Your goal>
Count the lines in the records beneath this task that contain the string "correct", then give the count by itself.

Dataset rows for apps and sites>

====================

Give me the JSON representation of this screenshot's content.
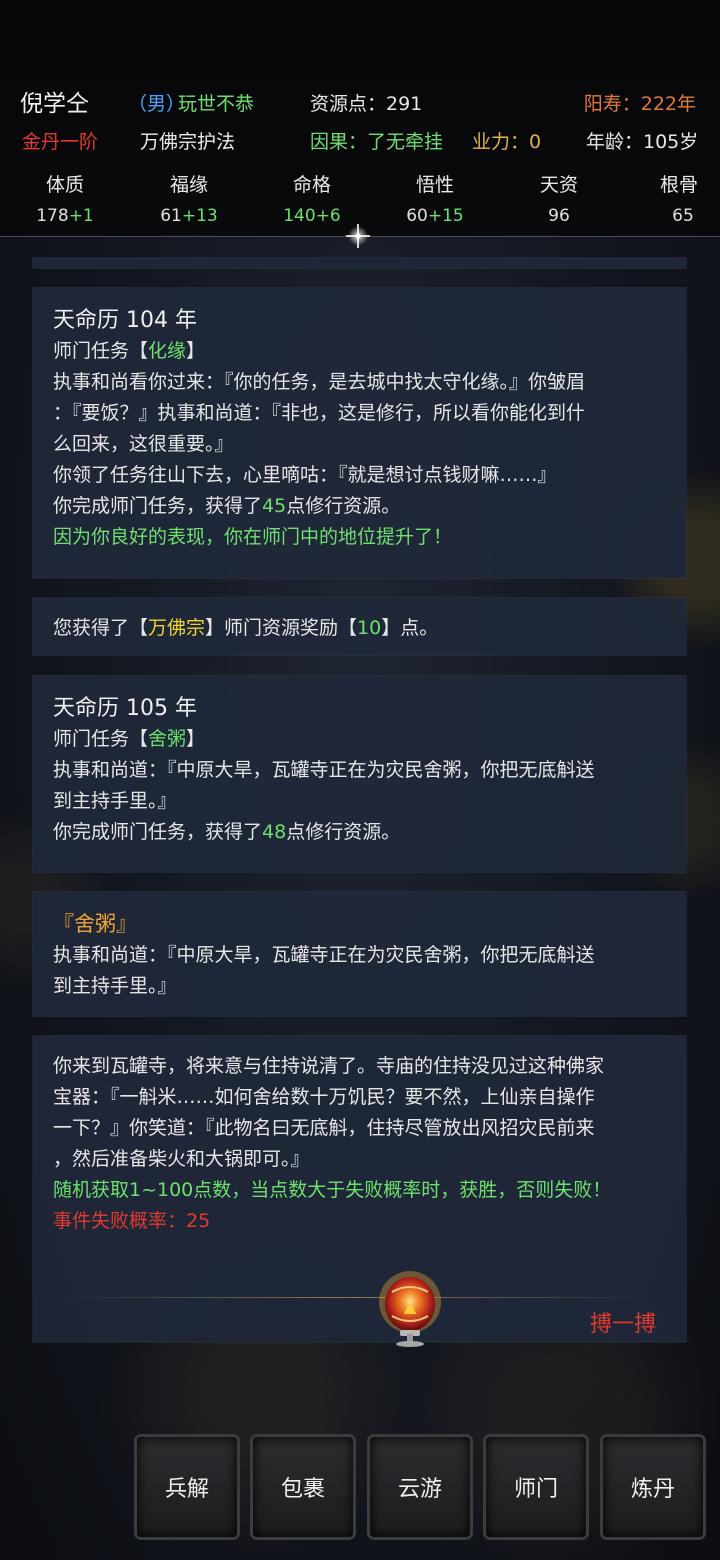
{
  "header": {
    "name": "倪学仝",
    "gender": "（男）",
    "trait": "玩世不恭",
    "resource": "资源点：291",
    "lifespan": "阳寿：222年",
    "realm": "金丹一阶",
    "title": "万佛宗护法",
    "karma": "因果：了无牵挂",
    "yeli": "业力：0",
    "age": "年龄：105岁"
  },
  "stats": [
    {
      "label": "体质",
      "base": "178",
      "bonus": "+1"
    },
    {
      "label": "福缘",
      "base": "61",
      "bonus": "+13"
    },
    {
      "label": "命格",
      "base": "140",
      "bonus": "+6"
    },
    {
      "label": "悟性",
      "base": "60",
      "bonus": "+15"
    },
    {
      "label": "天资",
      "base": "96",
      "bonus": ""
    },
    {
      "label": "根骨",
      "base": "65",
      "bonus": ""
    }
  ],
  "card1": {
    "year": "天命历 104 年",
    "task_prefix": "师门任务【",
    "task_name": "化缘",
    "task_suffix": "】",
    "l1": "执事和尚看你过来：『你的任务，是去城中找太守化缘。』你皱眉",
    "l2": "：『要饭？』执事和尚道：『非也，这是修行，所以看你能化到什",
    "l3": "么回来，这很重要。』",
    "l4": "你领了任务往山下去，心里嘀咕：『就是想讨点钱财嘛……』",
    "l5a": "你完成师门任务，获得了",
    "l5n": "45",
    "l5b": "点修行资源。",
    "l6": "因为你良好的表现，你在师门中的地位提升了！"
  },
  "card2": {
    "a": "您获得了【",
    "sect": "万佛宗",
    "b": "】师门资源奖励【",
    "n": "10",
    "c": "】点。"
  },
  "card3": {
    "year": "天命历 105 年",
    "task_prefix": "师门任务【",
    "task_name": "舍粥",
    "task_suffix": "】",
    "l1": "执事和尚道：『中原大旱，瓦罐寺正在为灾民舍粥，你把无底斛送",
    "l2": "到主持手里。』",
    "l3a": "你完成师门任务，获得了",
    "l3n": "48",
    "l3b": "点修行资源。"
  },
  "card4": {
    "title": "『舍粥』",
    "l1": "执事和尚道：『中原大旱，瓦罐寺正在为灾民舍粥，你把无底斛送",
    "l2": "到主持手里。』"
  },
  "card5": {
    "l1": "你来到瓦罐寺，将来意与住持说清了。寺庙的住持没见过这种佛家",
    "l2": "宝器：『一斛米……如何舍给数十万饥民？要不然，上仙亲自操作",
    "l3": "一下？』你笑道：『此物名曰无底斛，住持尽管放出风招灾民前来",
    "l4": "，然后准备柴火和大锅即可。』",
    "rule": "随机获取1~100点数，当点数大于失败概率时，获胜，否则失败！",
    "fail": "事件失败概率：25",
    "action": "搏一搏"
  },
  "nav": [
    "兵解",
    "包裹",
    "云游",
    "师门",
    "炼丹"
  ]
}
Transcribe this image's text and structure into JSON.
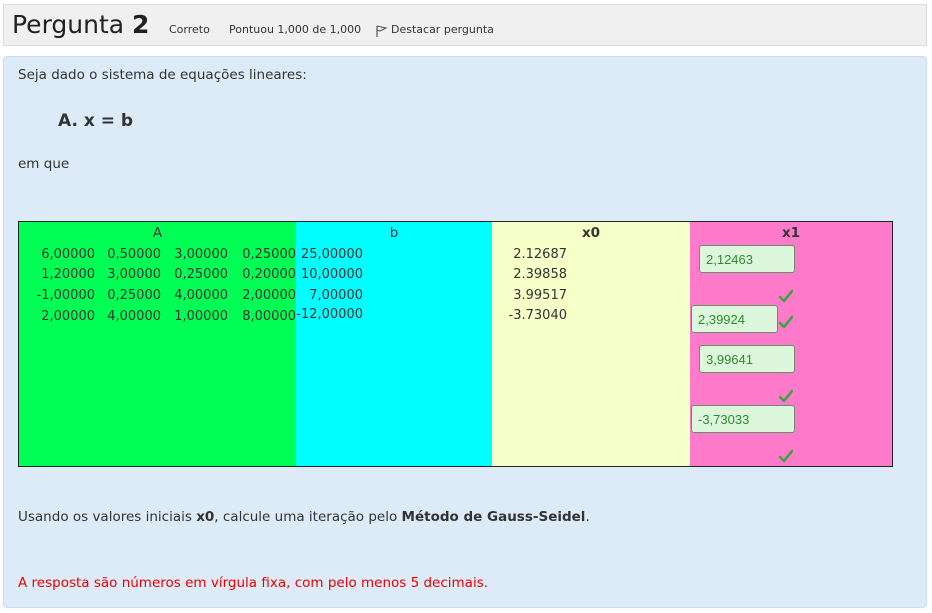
{
  "header": {
    "title_word": "Pergunta",
    "title_number": "2",
    "status": "Correto",
    "score": "Pontuou 1,000 de 1,000",
    "flag_label": "Destacar pergunta"
  },
  "question": {
    "intro": "Seja dado o sistema de equações lineares:",
    "equation": "A. x = b",
    "em_que": "em que",
    "instruction_prefix": "Usando os valores iniciais ",
    "instruction_x0": "x0",
    "instruction_middle": ", calcule uma iteração pelo ",
    "instruction_method": "Método de Gauss-Seidel",
    "instruction_end": ".",
    "note": "A resposta são números em vírgula fixa, com pelo menos 5 decimais."
  },
  "table": {
    "headers": {
      "A": "A",
      "b": "b",
      "x0": "x0",
      "x1": "x1"
    },
    "A": [
      [
        "6,00000",
        "0,50000",
        "3,00000",
        "0,25000"
      ],
      [
        "1,20000",
        "3,00000",
        "0,25000",
        "0,20000"
      ],
      [
        "-1,00000",
        "0,25000",
        "4,00000",
        "2,00000"
      ],
      [
        "2,00000",
        "4,00000",
        "1,00000",
        "8,00000"
      ]
    ],
    "b": [
      "25,00000",
      "10,00000",
      "7,00000",
      "-12,00000"
    ],
    "x0": [
      "2.12687",
      "2.39858",
      "3.99517",
      "-3.73040"
    ],
    "x1": [
      "2,12463",
      "2,39924",
      "3,99641",
      "-3,73033"
    ]
  },
  "colors": {
    "A": "#00ff55",
    "b": "#00ffff",
    "x0": "#f5ffc8",
    "x1": "#ff7acb",
    "correct": "#2e8b2e",
    "note": "#ee0000",
    "panel": "#dcebf7"
  },
  "icons": {
    "flag": "flag-icon",
    "check": "check-icon"
  }
}
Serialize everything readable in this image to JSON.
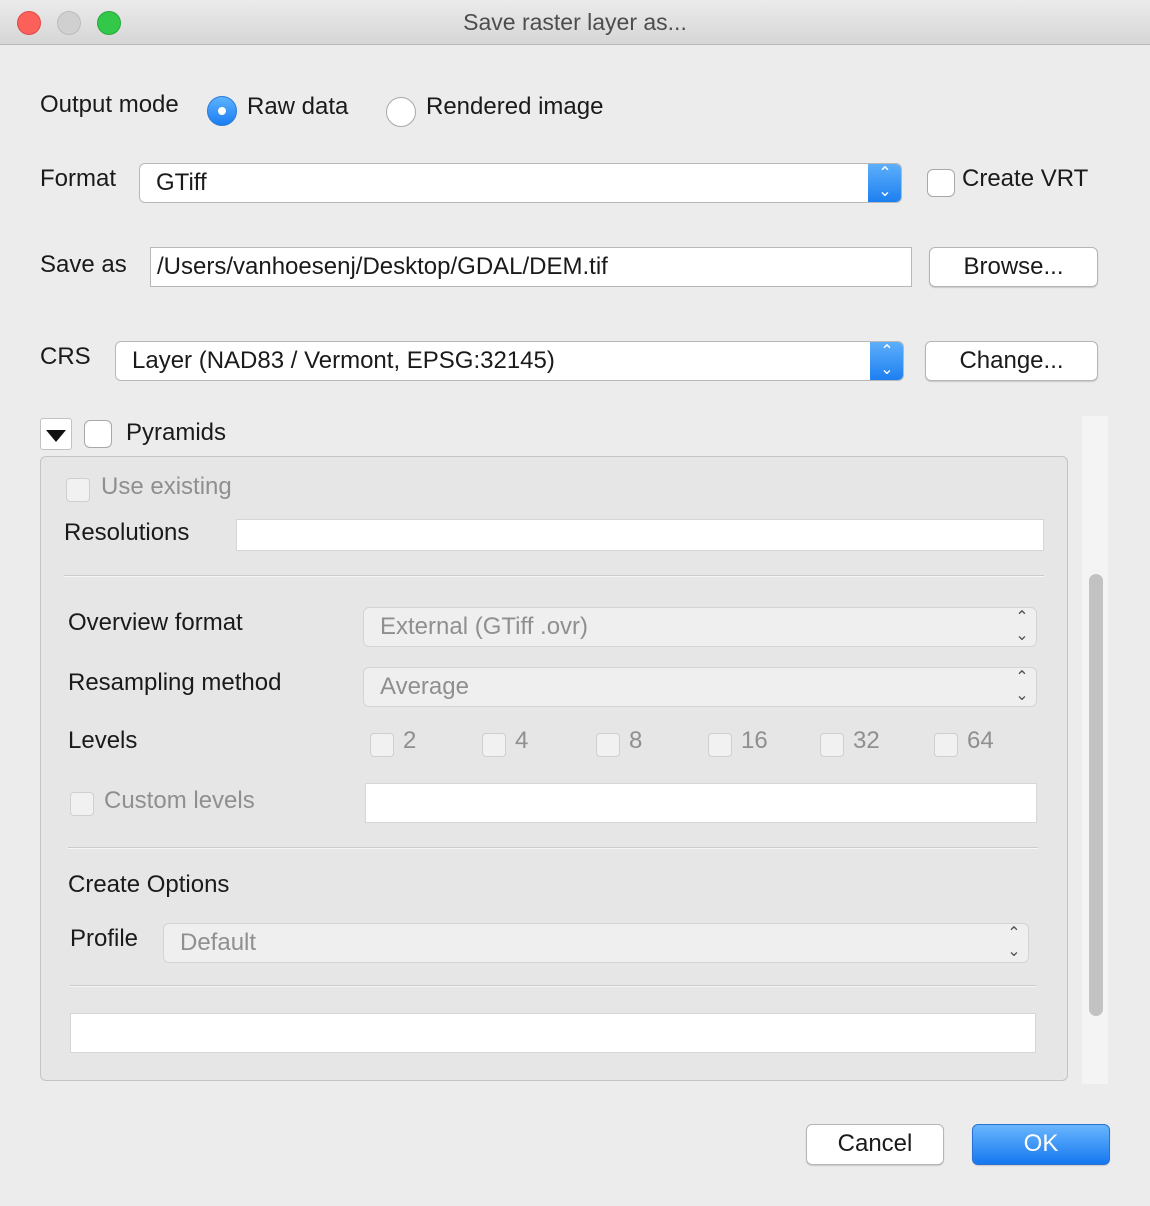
{
  "window": {
    "title": "Save raster layer as..."
  },
  "output_mode": {
    "label": "Output mode",
    "options": [
      "Raw data",
      "Rendered image"
    ],
    "selected": "Raw data"
  },
  "format": {
    "label": "Format",
    "value": "GTiff",
    "create_vrt_label": "Create VRT",
    "create_vrt_checked": false
  },
  "save_as": {
    "label": "Save as",
    "value": "/Users/vanhoesenj/Desktop/GDAL/DEM.tif",
    "browse_label": "Browse..."
  },
  "crs": {
    "label": "CRS",
    "value": "Layer (NAD83 / Vermont, EPSG:32145)",
    "change_label": "Change..."
  },
  "pyramids": {
    "label": "Pyramids",
    "checked": false,
    "use_existing_label": "Use existing",
    "resolutions_label": "Resolutions",
    "resolutions_value": "",
    "overview_format_label": "Overview format",
    "overview_format_value": "External (GTiff .ovr)",
    "resampling_label": "Resampling method",
    "resampling_value": "Average",
    "levels_label": "Levels",
    "levels": [
      "2",
      "4",
      "8",
      "16",
      "32",
      "64"
    ],
    "custom_levels_label": "Custom levels",
    "custom_levels_value": "",
    "create_options_label": "Create Options",
    "profile_label": "Profile",
    "profile_value": "Default",
    "options_value": ""
  },
  "buttons": {
    "cancel": "Cancel",
    "ok": "OK"
  },
  "colors": {
    "accent": "#1b7ef0",
    "window_bg": "#ececec"
  }
}
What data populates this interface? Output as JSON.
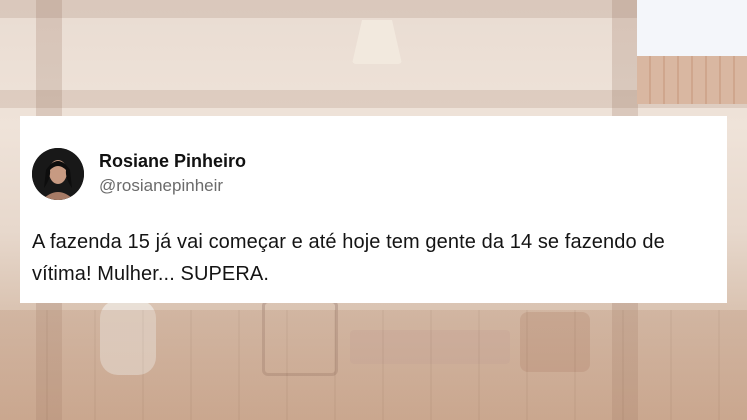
{
  "tweet": {
    "author_name": "Rosiane Pinheiro",
    "author_handle": "@rosianepinheir",
    "text": "A fazenda 15 já vai começar e até hoje tem gente da 14 se fazendo de vítima! Mulher... SUPERA."
  }
}
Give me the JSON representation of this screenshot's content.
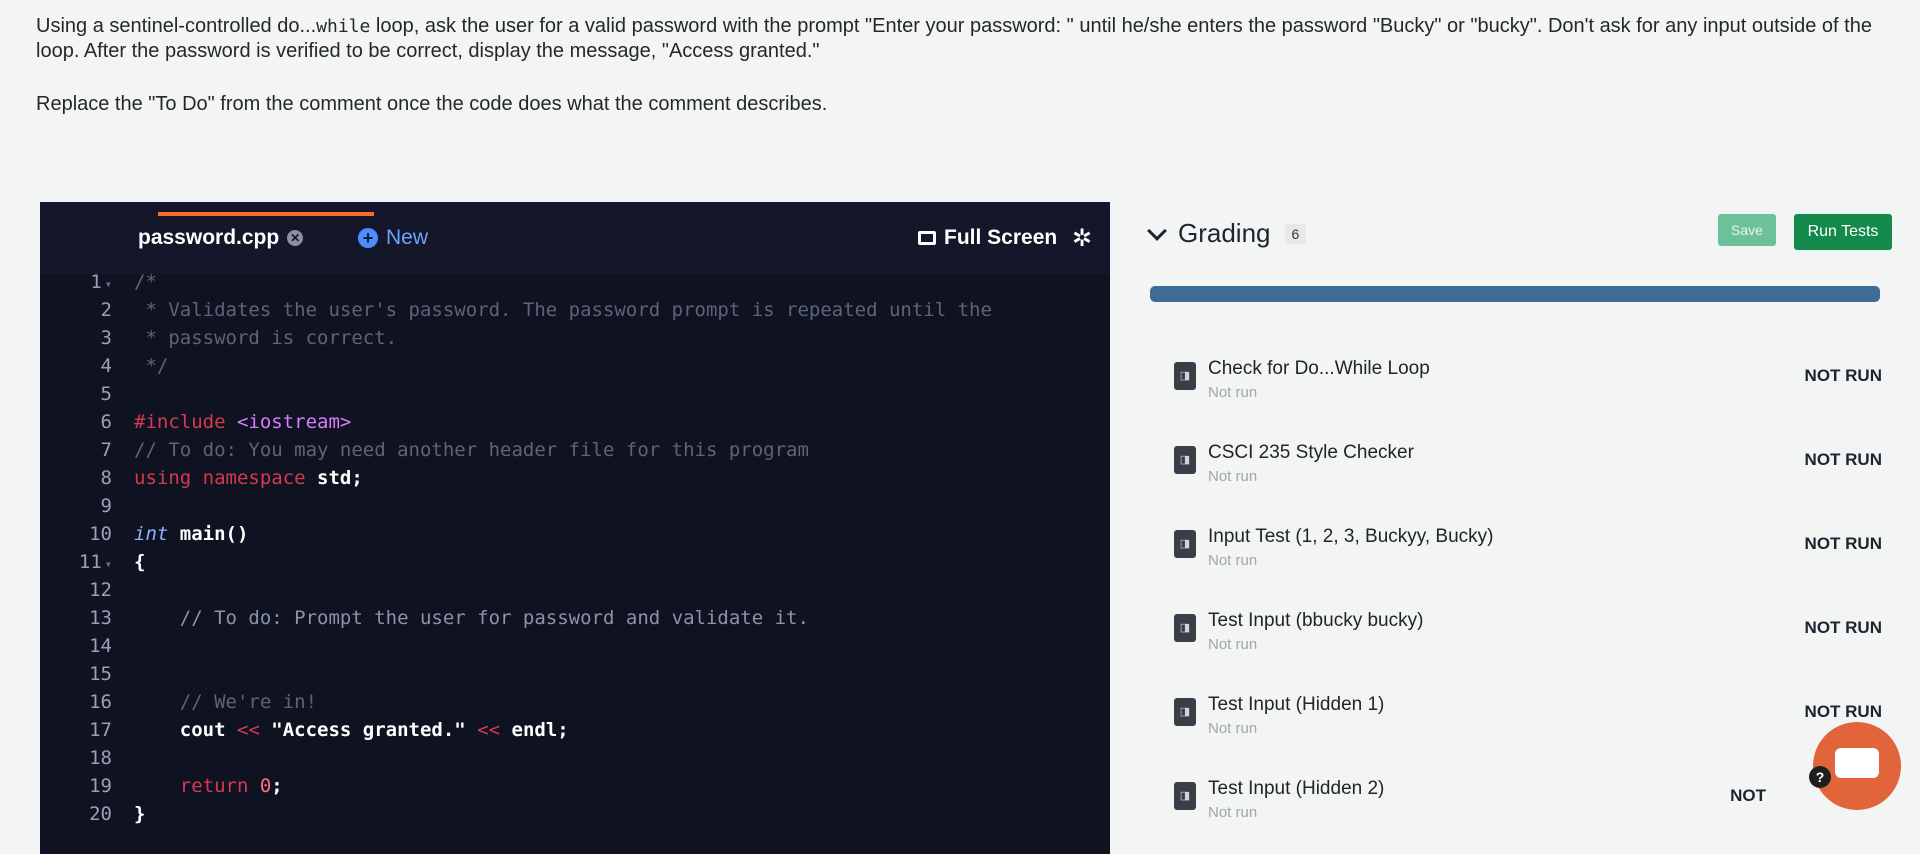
{
  "instructions": {
    "line1_pre": "Using a sentinel-controlled do...",
    "line1_code": "while",
    "line1_post": " loop, ask the user for a valid password with the prompt \"Enter your password: \" until he/she enters the password \"Bucky\" or \"bucky\". Don't ask for any input outside of the loop. After the password is verified to be correct, display the message, \"Access granted.\"",
    "line2": "Replace the \"To Do\" from the comment once the code does what the comment describes."
  },
  "editor": {
    "tab_file": "password.cpp",
    "tab_new": "New",
    "full_screen": "Full Screen",
    "lines": {
      "l1": "/*",
      "l2": " * Validates the user's password. The password prompt is repeated until the",
      "l3": " * password is correct.",
      "l4": " */",
      "l6_inc": "#include",
      "l6_hdr": " <iostream>",
      "l7": "// To do: You may need another header file for this program",
      "l8_kw": "using namespace",
      "l8_rest": " std;",
      "l10_type": "int",
      "l10_rest": " main()",
      "l11": "{",
      "l13": "    // To do: Prompt the user for password and validate it.",
      "l16": "    // We're in!",
      "l17_a": "    cout ",
      "l17_op1": "<<",
      "l17_str": " \"Access granted.\" ",
      "l17_op2": "<<",
      "l17_b": " endl;",
      "l19_kw": "    return",
      "l19_num": " 0",
      "l19_b": ";",
      "l20": "}"
    }
  },
  "grading": {
    "title": "Grading",
    "count": "6",
    "save_label": "Save",
    "run_label": "Run Tests",
    "tests": [
      {
        "name": "Check for Do...While Loop",
        "sub": "Not run",
        "status": "NOT RUN"
      },
      {
        "name": "CSCI 235 Style Checker",
        "sub": "Not run",
        "status": "NOT RUN"
      },
      {
        "name": "Input Test (1, 2, 3, Buckyy, Bucky)",
        "sub": "Not run",
        "status": "NOT RUN"
      },
      {
        "name": "Test Input (bbucky bucky)",
        "sub": "Not run",
        "status": "NOT RUN"
      },
      {
        "name": "Test Input (Hidden 1)",
        "sub": "Not run",
        "status": "NOT RUN"
      },
      {
        "name": "Test Input (Hidden 2)",
        "sub": "Not run",
        "status": "NOT"
      }
    ]
  },
  "help": {
    "badge": "?"
  }
}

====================

Solution>
3